“It’s been a really interesting year,” she said.
Celesté Martinez, whose United for a New Economy Colorado has worked with 9to5 and others on some of the legislation, said “the purple nature of our Capitol” had in the past stymied earlier versions of some of the bills that became law this session. But she and others say it wasn’t just the blue wave that made the difference in 2019. It was people like Wright, increasingly pressing politicians as the affordability gap puts pressure on more and more families.
Cathy Alderman, vice president of communications and public policy for Colorado Coalition for the Homeless, said groups like hers didn’t have to paint a picture of a housing crisis for lawmakers.
“Everybody’s hearing it at their door,” she said.
The business community is listening as well, said Nancy Burke, who is vice president of government and community affairs for the Colorado Apartment Association and the Apartment Association of Metro Denver.
“I know people have been anxious about housing prices, rent prices,” she said.
The Colorado Apartment Association supported measures such as the law expanding housing tax credits.
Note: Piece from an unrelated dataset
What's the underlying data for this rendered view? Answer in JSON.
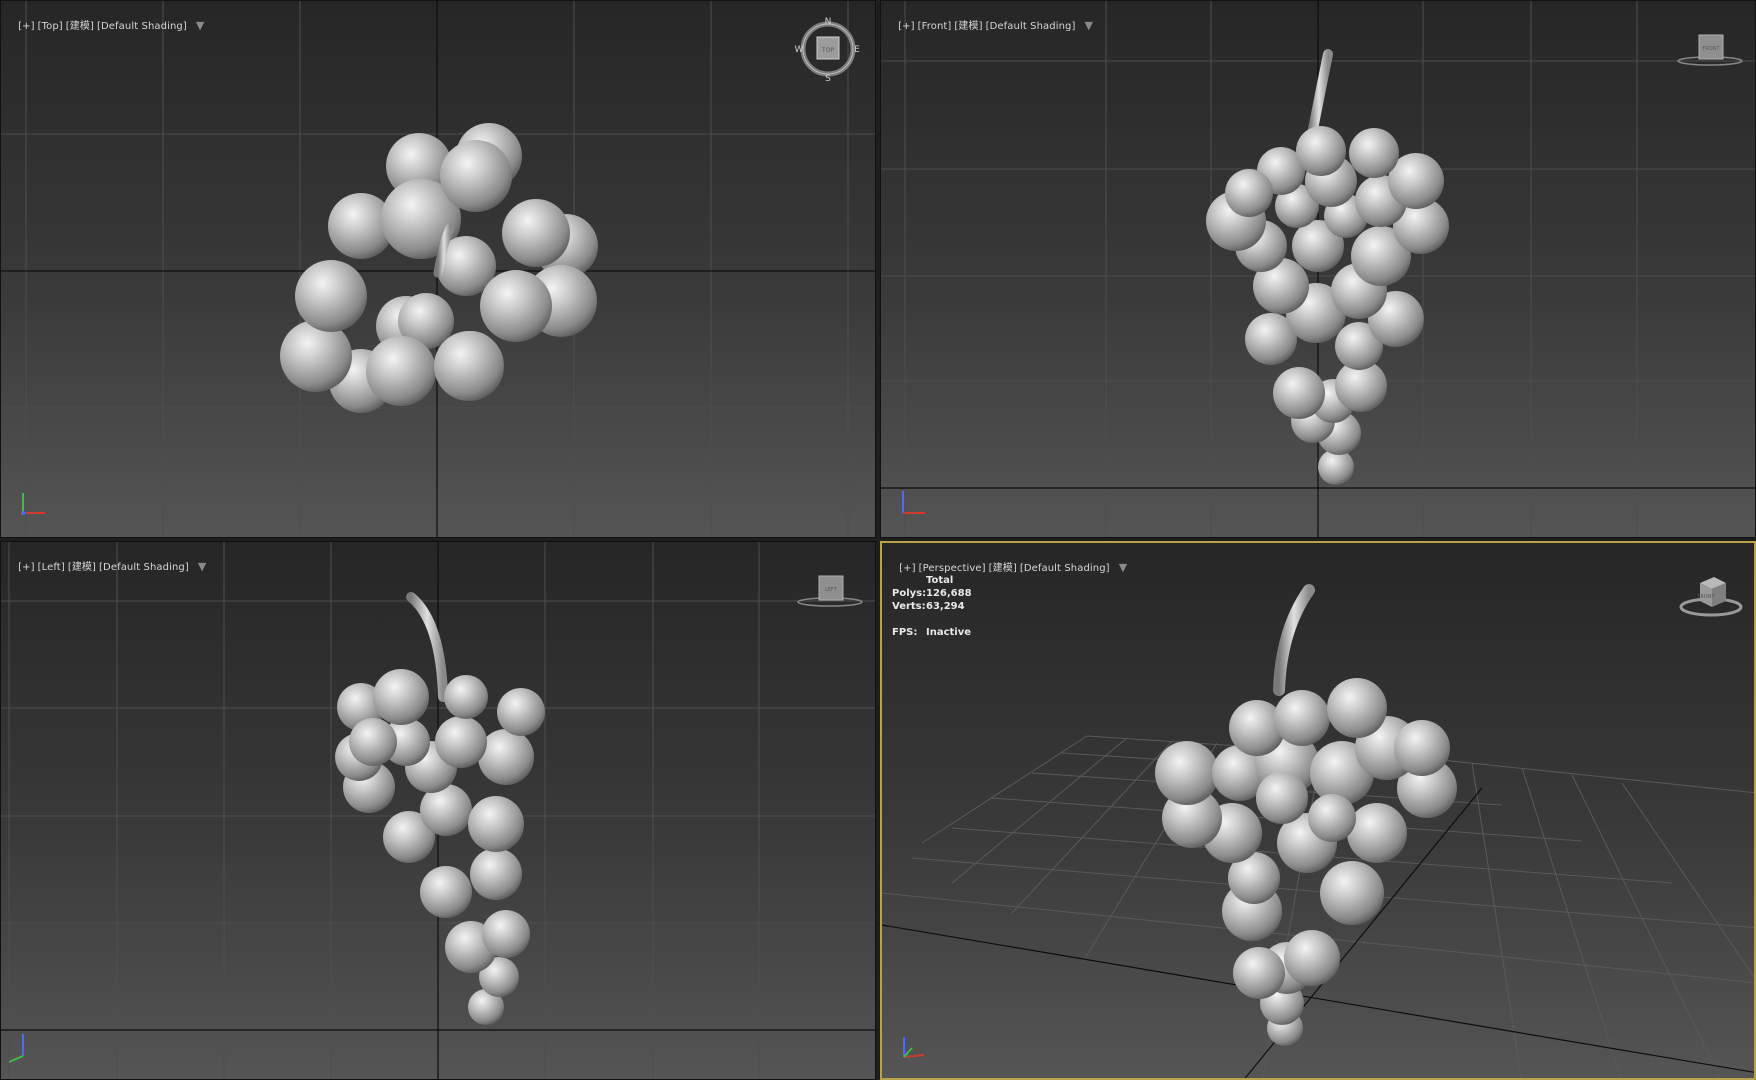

Burke also applauded the application fee measure, saying it would help ensure renters and landlords knew what was expected of them.
Landlords and tenants clashed over some proposals that nonetheless passed. Among those was HB19-1309, the one creating a program for resolving disputes between mobile homeowners and the landlords from whom they rent plots.
Tawny Peyton, executive director of the Rocky Mountain Home Association, and Deborah Wilson, a lawyer who has represented manufactured home communities in Colorado for over 25 years, said in an email to Denverite that they believed provisions in HB19-1309 reduced business owners’ rights and increased their costs. But they acknowledged the measure provided additional protections for mobile home owners by giving them more time to move or sell their homes if they are evicted. They said the industry would work next session to refine the law.
“If lawmakers are looking for solutions to the affordable housing crisis, adding additional costs and burdens to providers only discourages growth and participation in this space,” Peyton and Wilson said in their joint statement. “Supply is the key to affordable housing and we’d love to work with communities and the legislature to promote more use of manufactured housing as a progressive means of assuring access to housing at an affordable price.”
A measure landlords staunchly opposed, SB19-225, stalled this session. Proponents acknowledged they did not have the votes among Democrats to topple Colorado’s nearly four-decade-old prohibition against rent control.
SB19-225, to “Authorize Local Governments To Stabilize Rent,” did not set a state standard. Instead, it would have allowed local authorities to decide for themselves whether to enact caps on how much rents could rise or to require developers to include rent-controlled units in new projects. The Colorado Apartment Association had argued rent control would drive developers and investors from Colorado’s rental market, and said decreasing supply was no way to respond to the housing crisis.
“Even that this bill has been introduced, even though it died, that’s scary for an investor,” Burke said.
Lawmakers and advocates say they’ll try again on rent stabilization next session. Bill writers encouraged by their success this year are also likely in the next to look at capping late fees charged to tenants who are behind on the rent, and for ways to increase the supply of alternatives to shelters such as tiny home villages.
“We are moving in a more progressive direction,” UNE’s Martinez said.
Burke said she would be pressing for creative, voluntary ways to increase housing supply. She’s suggested, for example, a statewide version of a subsidy program in Denver aimed at getting families earning below the area median income into market-rate apartments that are standing vacant.